Action item »
The records below must be returned in full and unaltered.

Records for this exercise »
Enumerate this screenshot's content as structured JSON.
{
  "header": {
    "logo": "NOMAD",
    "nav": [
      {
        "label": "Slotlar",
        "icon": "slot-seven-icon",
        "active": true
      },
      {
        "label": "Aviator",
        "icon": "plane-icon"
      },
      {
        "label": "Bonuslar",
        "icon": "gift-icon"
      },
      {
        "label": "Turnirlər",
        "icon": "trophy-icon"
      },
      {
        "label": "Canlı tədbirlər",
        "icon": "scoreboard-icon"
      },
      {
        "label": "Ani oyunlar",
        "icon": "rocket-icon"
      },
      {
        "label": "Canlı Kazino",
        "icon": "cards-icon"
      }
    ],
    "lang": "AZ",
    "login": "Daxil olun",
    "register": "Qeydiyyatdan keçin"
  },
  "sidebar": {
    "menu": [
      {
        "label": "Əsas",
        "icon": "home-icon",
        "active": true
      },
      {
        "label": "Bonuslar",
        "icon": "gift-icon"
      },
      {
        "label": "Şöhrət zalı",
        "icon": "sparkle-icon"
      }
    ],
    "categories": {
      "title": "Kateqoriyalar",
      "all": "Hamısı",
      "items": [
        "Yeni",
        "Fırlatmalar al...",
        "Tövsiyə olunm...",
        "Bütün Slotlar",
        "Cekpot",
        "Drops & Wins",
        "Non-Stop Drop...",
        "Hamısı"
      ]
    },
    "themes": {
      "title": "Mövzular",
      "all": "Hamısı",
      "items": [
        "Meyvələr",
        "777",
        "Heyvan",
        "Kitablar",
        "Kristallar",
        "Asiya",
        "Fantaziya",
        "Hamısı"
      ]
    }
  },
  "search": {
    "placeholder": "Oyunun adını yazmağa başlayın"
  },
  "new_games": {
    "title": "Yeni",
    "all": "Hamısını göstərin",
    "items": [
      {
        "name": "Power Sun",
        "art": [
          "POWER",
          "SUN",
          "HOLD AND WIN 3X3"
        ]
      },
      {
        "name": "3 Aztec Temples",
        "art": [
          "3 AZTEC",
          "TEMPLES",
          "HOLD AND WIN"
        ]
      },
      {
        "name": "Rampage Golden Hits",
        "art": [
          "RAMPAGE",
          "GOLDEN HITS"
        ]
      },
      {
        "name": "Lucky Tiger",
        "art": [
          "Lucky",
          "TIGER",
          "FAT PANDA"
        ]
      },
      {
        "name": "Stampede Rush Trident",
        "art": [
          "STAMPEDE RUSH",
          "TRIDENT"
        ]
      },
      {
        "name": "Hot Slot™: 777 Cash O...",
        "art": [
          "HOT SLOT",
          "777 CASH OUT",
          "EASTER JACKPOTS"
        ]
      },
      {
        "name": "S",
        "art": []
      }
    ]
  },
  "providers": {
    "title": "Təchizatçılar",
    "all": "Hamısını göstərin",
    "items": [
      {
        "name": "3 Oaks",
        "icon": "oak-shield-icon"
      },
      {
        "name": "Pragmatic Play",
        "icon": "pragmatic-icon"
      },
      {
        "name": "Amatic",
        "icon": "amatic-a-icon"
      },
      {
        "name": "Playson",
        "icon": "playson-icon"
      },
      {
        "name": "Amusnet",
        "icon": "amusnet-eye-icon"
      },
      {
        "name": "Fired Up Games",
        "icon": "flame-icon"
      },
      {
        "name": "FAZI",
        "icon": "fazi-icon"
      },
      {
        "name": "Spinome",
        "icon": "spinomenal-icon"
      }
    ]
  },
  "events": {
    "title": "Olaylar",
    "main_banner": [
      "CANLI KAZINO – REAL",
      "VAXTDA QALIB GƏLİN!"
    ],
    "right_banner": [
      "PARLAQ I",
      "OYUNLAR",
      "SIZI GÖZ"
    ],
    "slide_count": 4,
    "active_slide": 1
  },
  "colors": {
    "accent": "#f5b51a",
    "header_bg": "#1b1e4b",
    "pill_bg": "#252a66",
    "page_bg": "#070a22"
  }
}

Response to this exercise »
Enumerate this screenshot's content as structured JSON.
{
  "header": {
    "logo": "NOMAD",
    "nav": [
      {
        "label": "Slotlar",
        "icon": "slot-seven-icon",
        "active": true
      },
      {
        "label": "Aviator",
        "icon": "plane-icon"
      },
      {
        "label": "Bonuslar",
        "icon": "gift-icon"
      },
      {
        "label": "Turnirlər",
        "icon": "trophy-icon"
      },
      {
        "label": "Canlı tədbirlər",
        "icon": "scoreboard-icon"
      },
      {
        "label": "Ani oyunlar",
        "icon": "rocket-icon"
      },
      {
        "label": "Canlı Kazino",
        "icon": "cards-icon"
      }
    ],
    "lang": "AZ",
    "login": "Daxil olun",
    "register": "Qeydiyyatdan keçin"
  },
  "sidebar": {
    "menu": [
      {
        "label": "Əsas",
        "icon": "home-icon",
        "active": true
      },
      {
        "label": "Bonuslar",
        "icon": "gift-icon"
      },
      {
        "label": "Şöhrət zalı",
        "icon": "sparkle-icon"
      }
    ],
    "categories": {
      "title": "Kateqoriyalar",
      "all": "Hamısı",
      "items": [
        "Yeni",
        "Fırlatmalar al...",
        "Tövsiyə olunm...",
        "Bütün Slotlar",
        "Cekpot",
        "Drops & Wins",
        "Non-Stop Drop...",
        "Hamısı"
      ]
    },
    "themes": {
      "title": "Mövzular",
      "all": "Hamısı",
      "items": [
        "Meyvələr",
        "777",
        "Heyvan",
        "Kitablar",
        "Kristallar",
        "Asiya",
        "Fantaziya",
        "Hamısı"
      ]
    }
  },
  "search": {
    "placeholder": "Oyunun adını yazmağa başlayın"
  },
  "new_games": {
    "title": "Yeni",
    "all": "Hamısını göstərin",
    "items": [
      {
        "name": "Power Sun",
        "art": [
          "POWER",
          "SUN",
          "HOLD AND WIN 3X3"
        ]
      },
      {
        "name": "3 Aztec Temples",
        "art": [
          "3 AZTEC",
          "TEMPLES",
          "HOLD AND WIN"
        ]
      },
      {
        "name": "Rampage Golden Hits",
        "art": [
          "RAMPAGE",
          "GOLDEN HITS"
        ]
      },
      {
        "name": "Lucky Tiger",
        "art": [
          "Lucky",
          "TIGER",
          "FAT PANDA"
        ]
      },
      {
        "name": "Stampede Rush Trident",
        "art": [
          "STAMPEDE RUSH",
          "TRIDENT"
        ]
      },
      {
        "name": "Hot Slot™: 777 Cash O...",
        "art": [
          "HOT SLOT",
          "777 CASH OUT",
          "EASTER JACKPOTS"
        ]
      },
      {
        "name": "S",
        "art": []
      }
    ]
  },
  "providers": {
    "title": "Təchizatçılar",
    "all": "Hamısını göstərin",
    "items": [
      {
        "name": "3 Oaks",
        "icon": "oak-shield-icon"
      },
      {
        "name": "Pragmatic Play",
        "icon": "pragmatic-icon"
      },
      {
        "name": "Amatic",
        "icon": "amatic-a-icon"
      },
      {
        "name": "Playson",
        "icon": "playson-icon"
      },
      {
        "name": "Amusnet",
        "icon": "amusnet-eye-icon"
      },
      {
        "name": "Fired Up Games",
        "icon": "flame-icon"
      },
      {
        "name": "FAZI",
        "icon": "fazi-icon"
      },
      {
        "name": "Spinome",
        "icon": "spinomenal-icon"
      }
    ]
  },
  "events": {
    "title": "Olaylar",
    "main_banner": [
      "CANLI KAZINO – REAL",
      "VAXTDA QALIB GƏLİN!"
    ],
    "right_banner": [
      "PARLAQ I",
      "OYUNLAR",
      "SIZI GÖZ"
    ],
    "slide_count": 4,
    "active_slide": 1
  },
  "colors": {
    "accent": "#f5b51a",
    "header_bg": "#1b1e4b",
    "pill_bg": "#252a66",
    "page_bg": "#070a22"
  }
}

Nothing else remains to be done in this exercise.